I had never been to an AOPA event, so I wasn’t quite sure what to expect.  About 4-5 days before the event I decided to help out and put my name in as a volunteer.

Rod Machado - Thinking Small to Avoid Big Mistakes

Rod Machado – Thinking Small to Avoid Big Mistakes

I chose to work Saturday 6am to 11am and was assigned to the air side of the operations – the aircraft parking areas rather than the street side auto parking/directing operations. I ended up on a multi-person crew directing aircraft to their parking area and then, if necessary, pushing the plane into place. There were also individuals assigned as greeters for the arriving pilots and others assigned to take fuel orders and deliver them to the FBO representative.  It was a fairly efficient operation. During my shift we were allowed to take some time out for the pancake breakfast. I had prepaid the $5 fee before I signed up as a volunteer. Volunteers were given a free breakfast. The afternoon crew came on at 10:30 to have a half hour overlap to see how things were working. At eleven I headed out to my rental car and changed my shirt – volunteers were all given a lime-green shirt and AOPA hat to make it obvious that we were on a working crew. We were asked to take the shirt off after our shift. If the organizers needed a runner or someone to accomplish a task on short notice they would look for a volunteer shirt in the crowd.

Mark Baker AOPA President/CEO during his Town Hall/ Q & A session.

Mark Baker AOPA President/CEO during his Town Hall/ Q & A session.

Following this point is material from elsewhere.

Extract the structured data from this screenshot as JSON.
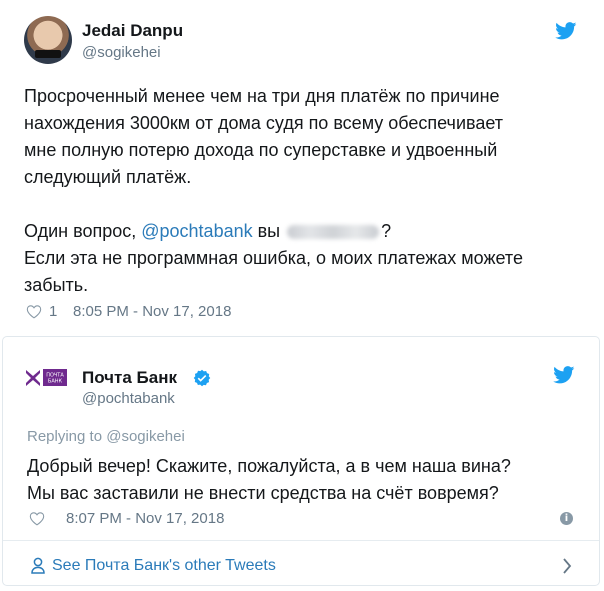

The west end of the convention area had a display of aircraft of various types. I’m not sure how you are invited to display there or if you pay for the privilege – I’m sure that the manufacturers pay as I remember seeing something on the website about reserving display area. There were a few unique aircraft there owned by individuals, though. I imagine they were included by invitation.

After I returned from the rental car I got into line for lunch. Event registration includes lunch and a drink for all attendees. (yes, there is a free lunch.). Food was selected from a variety of Food Trucks parked east of the convention area. You had a choice of  Thai food, burgers, hot dogs/brats, pizza, BBQ and most things in between. I went with the BBQ and had a great tri-tip sandwich. After lunch I attended Rod Machado’s talk on Thinking Small to Avoid Big Mistakes.  As usual, it was a great talk – humorous, fast-moving and efficient in getting the point across to the audience.  The next speaker on the schedule was Mark Baker, the President/CEO of AOPA. He started with an overview of the current efforts/programs in which AOPA is involved – the Third Class Medical, Flying Clubs, the refurbished Cessna trainers, user fees, etc. He then spent about an hour answering questions from the audience. As an aside, both Baker and Machado could be seen talking to small groups of people in various places around the convention area – easily approachable and willing to talk. That is what is making these Regional events much more effective in connecting the AOPA leadership with the AOPA members.

Everything wound down by about 4:30 on Saturday. Rather than trying to get the plane packed and fight my way to the runway for departure with 3/4 of the rest of the attendees I decided to spend Saturday night and leave early Sunday morning. The cafe in the Felts Field terminal opened at 7 am so that is when I got to the airport. I had a nice breakfast, turned in the rental car and made my way to the Swift. I was airborne at about 8:15 and was back in my hangar at Stead by 12:45 with a stop in Burns, OR for fuel. Each leg was 2 hours, so I made sure I had at leas 3 hours of fuel on board for each leg. The second leg was a bit hot and bumpy, but nothing more than occasional moderate. About what I would expect for a high desert afternoon in the summer.

If you have the chance to attend one of the three remaining regional conventions I would highly recommend it. I met a lot of friendly aviation people, learned some things and had an enjoyable weekend of flying and airplanes. What more could you want?